According to Bank of America’s latest survey, investors are becoming increasingly bearish, with 60% of respondents expecting a weaker economy. Many investors are choosing the relative safety of big tech, resulting in a week-long price rally for Apple, Netflix, Google, Microsoft, Meta, and NVIDIA.
Can commercial real estate hedge against inflation?
Historically, commercial real estate (CRE) has been considered a strong hedge against inflation. Since 1980, CREs have outperformed other asset classes during 6 out of 7 inflationary periods. However, rising interest rates make the current inflationary period different from others. Prices of CREs have declined for the first time since 2011, according to data from Moody’s Analytics. Leading the drop was the office sector following four consecutive quarters of falling prices (see Figure 1 below).
CRE refers to various business-related properties such as malls, offices, warehouses, apartments, restaurants, hotels, and healthcare facilities. You can invest in these properties by investing in real estate investment trusts (REITs). However, their performance depends on the underlying sector’s growth and geographic location. Historically, two sectors have had lower returns due to slow rent growth during inflation. These are:
- Office: In 2022, Office REITs were the worst-performing property sector. As more people continue working from home, office vacancies have reached a 30-year high of 12.9%. This sudden reduction in demand has led to lower rent collections and a drop in prices. As a result, office REITs have declined more than 25% this year.
- Retail: The US has the world’s highest square foot of retail space per capita. During the ’80s, the country had over 2500 malls. Today that number is less than a thousand. The rise of e-commerce combined with the pandemic has significantly depressed their valuations.
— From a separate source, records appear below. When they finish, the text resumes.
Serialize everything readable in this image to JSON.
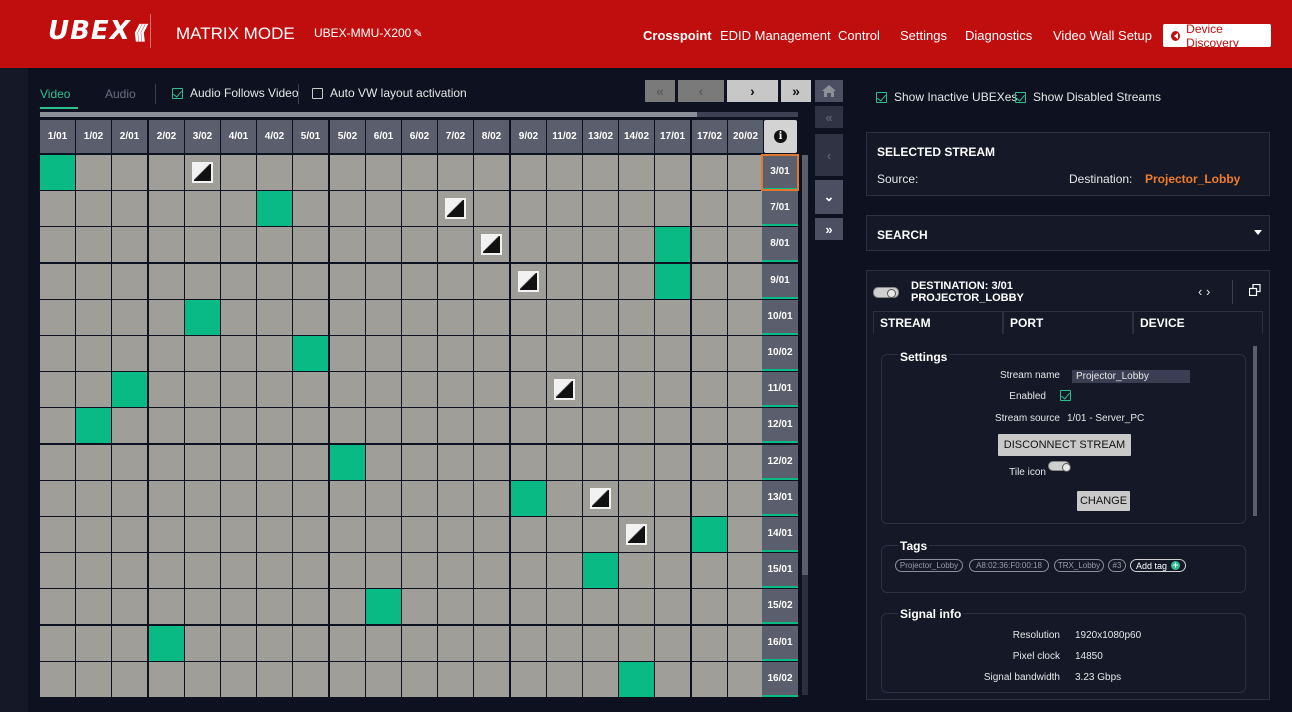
{
  "header": {
    "logo": "UBEX",
    "mode": "MATRIX MODE",
    "device_name": "UBEX-MMU-X200",
    "nav": [
      "Crosspoint",
      "EDID Management",
      "Control",
      "Settings",
      "Diagnostics",
      "Video Wall Setup"
    ],
    "active_nav": "Crosspoint",
    "device_discovery": "Device Discovery",
    "accent_color": "#c00d0d"
  },
  "toolbar": {
    "tab_video": "Video",
    "tab_audio": "Audio",
    "audio_follows_video": "Audio Follows Video",
    "audio_follows_video_checked": true,
    "auto_vw_layout": "Auto VW layout activation",
    "auto_vw_layout_checked": false,
    "page_buttons": [
      "«",
      "‹",
      "›",
      "»"
    ]
  },
  "grid": {
    "columns": [
      "1/01",
      "1/02",
      "2/01",
      "2/02",
      "3/02",
      "4/01",
      "4/02",
      "5/01",
      "5/02",
      "6/01",
      "6/02",
      "7/02",
      "8/02",
      "9/02",
      "11/02",
      "13/02",
      "14/02",
      "17/01",
      "17/02",
      "20/02"
    ],
    "rows": [
      "3/01",
      "7/01",
      "8/01",
      "9/01",
      "10/01",
      "10/02",
      "11/01",
      "12/01",
      "12/02",
      "13/01",
      "14/01",
      "15/01",
      "15/02",
      "16/01",
      "16/02"
    ],
    "selected_row": "3/01",
    "connections": [
      [
        0,
        0
      ],
      [
        1,
        6
      ],
      [
        2,
        17
      ],
      [
        3,
        17
      ],
      [
        4,
        4
      ],
      [
        5,
        7
      ],
      [
        6,
        2
      ],
      [
        7,
        1
      ],
      [
        8,
        8
      ],
      [
        9,
        13
      ],
      [
        10,
        18
      ],
      [
        11,
        15
      ],
      [
        12,
        9
      ],
      [
        13,
        3
      ],
      [
        14,
        16
      ]
    ],
    "self_cells": [
      [
        0,
        4
      ],
      [
        1,
        11
      ],
      [
        2,
        12
      ],
      [
        3,
        13
      ],
      [
        6,
        14
      ],
      [
        9,
        15
      ],
      [
        10,
        16
      ]
    ],
    "connected_color": "#0aba85",
    "cell_color": "#a09e98"
  },
  "right": {
    "show_inactive": "Show Inactive UBEXes",
    "show_disabled": "Show Disabled Streams",
    "selected_stream_title": "SELECTED STREAM",
    "source_label": "Source:",
    "destination_label": "Destination:",
    "destination_value": "Projector_Lobby",
    "search_title": "SEARCH",
    "destination_header_line1": "DESTINATION: 3/01",
    "destination_header_line2": "PROJECTOR_LOBBY",
    "nav_arrows": "‹ ›",
    "tabs": [
      "STREAM",
      "PORT",
      "DEVICE"
    ],
    "settings": {
      "title": "Settings",
      "stream_name_label": "Stream name",
      "stream_name_value": "Projector_Lobby",
      "enabled_label": "Enabled",
      "stream_source_label": "Stream source",
      "stream_source_value": "1/01 - Server_PC",
      "disconnect_label": "DISCONNECT STREAM",
      "tile_icon_label": "Tile icon",
      "change_label": "CHANGE"
    },
    "tags": {
      "title": "Tags",
      "items": [
        "Projector_Lobby",
        "A8:02:36:F0:00:18",
        "TRX_Lobby",
        "#3"
      ],
      "add_label": "Add tag"
    },
    "signal": {
      "title": "Signal info",
      "resolution_label": "Resolution",
      "resolution_value": "1920x1080p60",
      "pixel_clock_label": "Pixel clock",
      "pixel_clock_value": "14850",
      "bandwidth_label": "Signal bandwidth",
      "bandwidth_value": "3.23 Gbps"
    }
  }
}
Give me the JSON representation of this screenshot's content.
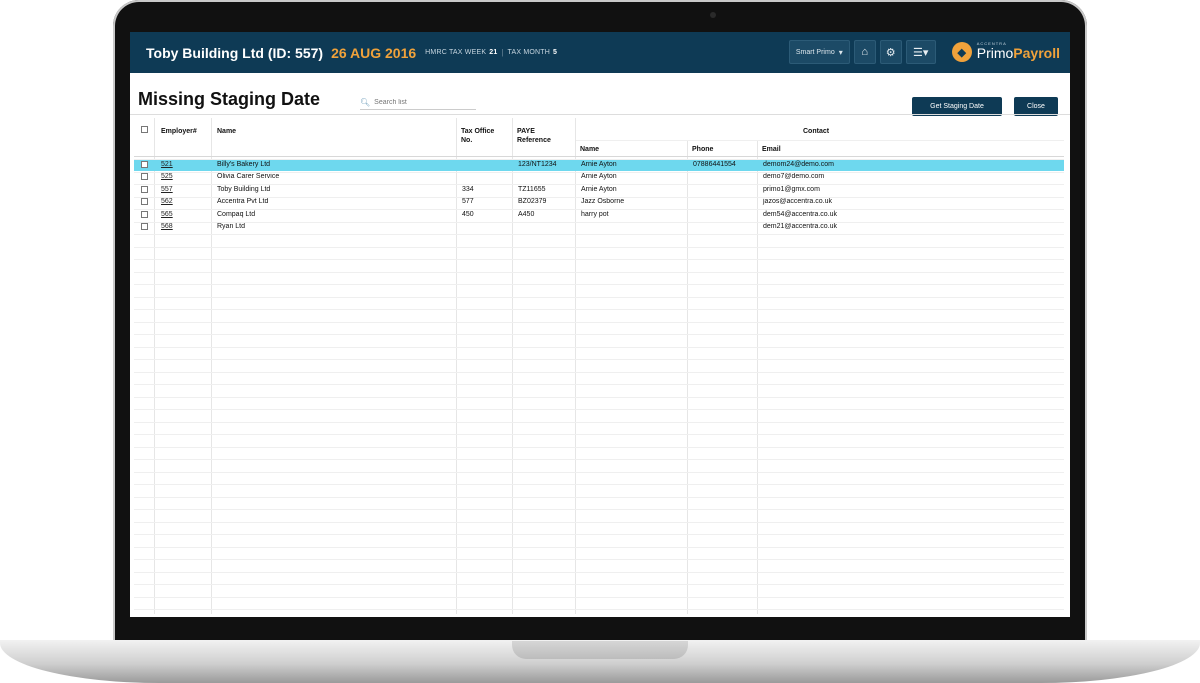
{
  "header": {
    "company": "Toby Building Ltd (ID: 557)",
    "date": "26 AUG 2016",
    "tax_week_label": "HMRC TAX WEEK",
    "tax_week_value": "21",
    "tax_month_label": "TAX MONTH",
    "tax_month_value": "5",
    "dropdown_label": "Smart Primo",
    "logo_small": "ACCENTRA",
    "logo_primo": "Primo",
    "logo_payroll": "Payroll"
  },
  "page": {
    "title": "Missing Staging Date",
    "search_placeholder": "Search list",
    "get_button": "Get Staging Date",
    "close_button": "Close"
  },
  "table": {
    "headers": {
      "employer": "Employer#",
      "name": "Name",
      "tax_office_1": "Tax Office",
      "tax_office_2": "No.",
      "paye_1": "PAYE",
      "paye_2": "Reference",
      "contact": "Contact",
      "contact_name": "Name",
      "phone": "Phone",
      "email": "Email"
    },
    "rows": [
      {
        "employer": "521",
        "name": "Billy's Bakery Ltd",
        "tax_office": "",
        "paye": "123/NT1234",
        "contact_name": "Arnie Ayton",
        "phone": "07886441554",
        "email": "demom24@demo.com",
        "selected": true
      },
      {
        "employer": "525",
        "name": "Olivia Carer Service",
        "tax_office": "",
        "paye": "",
        "contact_name": "Arnie Ayton",
        "phone": "",
        "email": "demo7@demo.com",
        "selected": false
      },
      {
        "employer": "557",
        "name": "Toby Building Ltd",
        "tax_office": "334",
        "paye": "TZ11655",
        "contact_name": "Arnie Ayton",
        "phone": "",
        "email": "primo1@gmx.com",
        "selected": false
      },
      {
        "employer": "562",
        "name": "Accentra Pvt Ltd",
        "tax_office": "577",
        "paye": "BZ02379",
        "contact_name": "Jazz Osborne",
        "phone": "",
        "email": "jazos@accentra.co.uk",
        "selected": false
      },
      {
        "employer": "565",
        "name": "Compaq Ltd",
        "tax_office": "450",
        "paye": "A450",
        "contact_name": "harry pot",
        "phone": "",
        "email": "dem54@accentra.co.uk",
        "selected": false
      },
      {
        "employer": "568",
        "name": "Ryan Ltd",
        "tax_office": "",
        "paye": "",
        "contact_name": "",
        "phone": "",
        "email": "dem21@accentra.co.uk",
        "selected": false
      }
    ]
  },
  "colors": {
    "appbar": "#0e3a55",
    "accent": "#f0a23b",
    "selected_row": "#6ed8ee"
  }
}
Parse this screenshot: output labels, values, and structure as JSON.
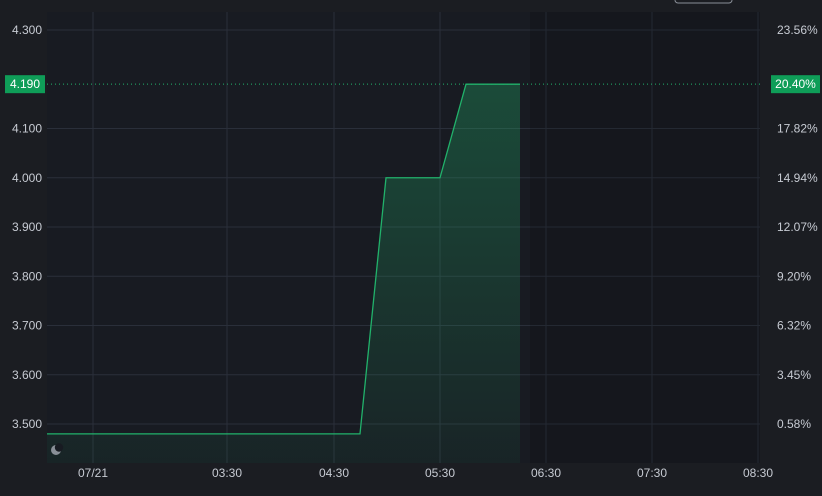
{
  "colors": {
    "background": "#1b1d22",
    "plot_background": "#181b22",
    "grid": "#2a2f3a",
    "axis_text": "#c7cbd3",
    "line": "#21b26b",
    "area_fill": "#1e4a3a",
    "price_badge": "#0f9d58",
    "badge_text": "#ffffff"
  },
  "icons": {
    "logo": "moon-icon"
  },
  "chart_data": {
    "type": "area",
    "title": "",
    "xlabel": "",
    "ylabel": "",
    "grid": true,
    "x_tick_labels": [
      "07/21",
      "03:30",
      "04:30",
      "05:30",
      "06:30",
      "07:30",
      "08:30"
    ],
    "left_axis": {
      "ylim": [
        3.45,
        4.33
      ],
      "ticks": [
        "4.300",
        "4.100",
        "4.000",
        "3.900",
        "3.800",
        "3.700",
        "3.600",
        "3.500"
      ]
    },
    "right_axis": {
      "ticks": [
        "23.56%",
        "17.82%",
        "14.94%",
        "12.07%",
        "9.20%",
        "6.32%",
        "3.45%",
        "0.58%"
      ]
    },
    "current_value": {
      "price_label": "4.190",
      "percent_label": "20.40%",
      "value": 4.19
    },
    "series": [
      {
        "x": [
          "07/21 start",
          "04:38",
          "04:44",
          "05:35",
          "05:50",
          "06:28"
        ],
        "values": [
          3.48,
          3.48,
          4.0,
          4.0,
          4.19,
          4.19
        ]
      }
    ]
  }
}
Returns from retail REITs declined more than 13% last year.
Therefore, investing in CRE (especially offices and malls) may not guarantee a hedge against the current inflation. Earlier this year, Brookfield Corp (BN) defaulted on loans tied to two of its office properties in LA. The interest rate hikes of the past year raised the risk of CRE borrowers defaulting on their loans. Banks and insurance companies hold the majority of these loans, and a concerned Fed is increasing oversight of these institutions.